(Burgoyne et al., 2021)

Research has shown that individual differences related to attention control, working memory capacity, and fluid intelligence are related to performance outcomes and are much more equitable. Further, new evidence suggests that working memory capacity and attentional control tests reduce adverse impacts compared to traditional high-stakes tests (Burgoyne et al., 2021).

Adverse impacts from high-stakes tests occur when those above-mentioned selections (hiring, promotion, etc.) are made based on a biased test. When decisions are made on a biased test, protected groups, i.e., members of “a race, color, religion, sex, national origin group, or other protected class” in the United States, suffer economic consequences (Burgoyne et al., 2021).

In order to foster diversity, equity, and inclusion (DEI) in workplaces, high-stakes tests must be equitable. Upon reviewing the literature, the authors suggest “shifting the focus on high-stakes tests away from acculturated knowledge” and toward fluid intelligence (Burgoyne et al., 2021). Although this shift is not likely to solve everything, “as systemic and historical inequities continue,” it is an important first step toward equitable testing (Burgoyne et al., 2021). While DEI in high-stakes testing is not quite where we want it to be, research is assisting in getting us there.

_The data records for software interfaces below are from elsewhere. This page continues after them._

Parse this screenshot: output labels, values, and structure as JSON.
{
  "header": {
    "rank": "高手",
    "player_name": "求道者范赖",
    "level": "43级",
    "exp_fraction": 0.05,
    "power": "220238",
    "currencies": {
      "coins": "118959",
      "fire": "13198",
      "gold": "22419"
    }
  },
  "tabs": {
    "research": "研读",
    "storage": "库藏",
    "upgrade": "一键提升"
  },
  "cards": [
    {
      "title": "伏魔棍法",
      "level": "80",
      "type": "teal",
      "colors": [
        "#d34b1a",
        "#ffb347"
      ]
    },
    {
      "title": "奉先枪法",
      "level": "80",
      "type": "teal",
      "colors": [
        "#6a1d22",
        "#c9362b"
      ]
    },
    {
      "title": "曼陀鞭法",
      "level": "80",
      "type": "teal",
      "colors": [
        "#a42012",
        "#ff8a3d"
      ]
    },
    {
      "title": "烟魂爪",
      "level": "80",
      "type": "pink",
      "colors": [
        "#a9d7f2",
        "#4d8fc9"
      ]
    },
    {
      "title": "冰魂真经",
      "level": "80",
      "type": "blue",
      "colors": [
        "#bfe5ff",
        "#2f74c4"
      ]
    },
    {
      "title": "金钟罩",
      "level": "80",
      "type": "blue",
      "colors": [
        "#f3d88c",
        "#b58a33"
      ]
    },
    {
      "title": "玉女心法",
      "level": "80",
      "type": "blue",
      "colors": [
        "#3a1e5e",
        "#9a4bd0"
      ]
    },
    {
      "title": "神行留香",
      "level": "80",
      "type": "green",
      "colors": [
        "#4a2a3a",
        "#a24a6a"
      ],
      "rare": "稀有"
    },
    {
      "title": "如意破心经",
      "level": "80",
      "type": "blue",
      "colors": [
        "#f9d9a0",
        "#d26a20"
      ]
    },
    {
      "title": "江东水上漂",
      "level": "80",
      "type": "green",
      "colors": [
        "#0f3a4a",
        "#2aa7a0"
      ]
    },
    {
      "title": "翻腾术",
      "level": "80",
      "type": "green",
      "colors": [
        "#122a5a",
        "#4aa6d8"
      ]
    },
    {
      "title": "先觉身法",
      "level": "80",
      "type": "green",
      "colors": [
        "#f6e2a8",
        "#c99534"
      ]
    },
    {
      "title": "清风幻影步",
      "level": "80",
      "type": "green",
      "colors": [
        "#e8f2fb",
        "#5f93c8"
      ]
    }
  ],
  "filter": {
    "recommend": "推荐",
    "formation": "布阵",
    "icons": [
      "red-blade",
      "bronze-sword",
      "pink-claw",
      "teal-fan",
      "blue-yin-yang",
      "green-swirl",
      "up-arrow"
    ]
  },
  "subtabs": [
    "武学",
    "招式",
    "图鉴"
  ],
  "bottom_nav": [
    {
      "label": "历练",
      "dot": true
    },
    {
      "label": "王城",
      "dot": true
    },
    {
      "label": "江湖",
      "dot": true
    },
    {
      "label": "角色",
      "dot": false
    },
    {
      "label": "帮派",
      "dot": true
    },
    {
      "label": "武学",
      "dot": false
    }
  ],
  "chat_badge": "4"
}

Key Takeaway: To foster DEI, high-stakes tests should move away from crystallized intelligence and toward fluid intelligence. If this is not possible, domain-specific tests should be supplemented with tests on attentional control, working memory capacity, and fluid intelligence.

Read More ($): Burgoyne, A. P., Mashburn, C. A., & Engle, R. W. (2021). Reducing adverse impact in high-stakes testing. Intelligence, 87.

_"We suggest that shifting the focus of some high-stakes assessments away from crystallized intelligence or supplementing them with other cognitive constructs could mitigate group differences in performance without sacrificing criterion validity. In particular, we provide evidence that tests of attention control—the domain-general ability to maintain focus on task-relevant information and resist distraction—could provide a more equitable path forward."
_- Burgoyne et al., 2021

Pets of Learning Science Weekly

Our adorable car decor this week comes from reader, Debra. Sweet Clair is waiting to get through some tests too! She passed with flying colors 🌈

Send us your pet pics at editor@learningscienceweekly.com.

Wondering why we’re including animal photos in a learning science newsletter? It may seem weird, we admit. But we’re banking on the baby schema effect and the “power of Kawaii.” So, send us your cute pet pics -- you’re helping us all learn better!

The LSW Crew

Learning Science Weekly is written and edited by Kaitlyn Erhardt, Ph.D.

Have something to share? Want to see something in next week's issue? Send your suggestions: editor@learningscienceweekly.com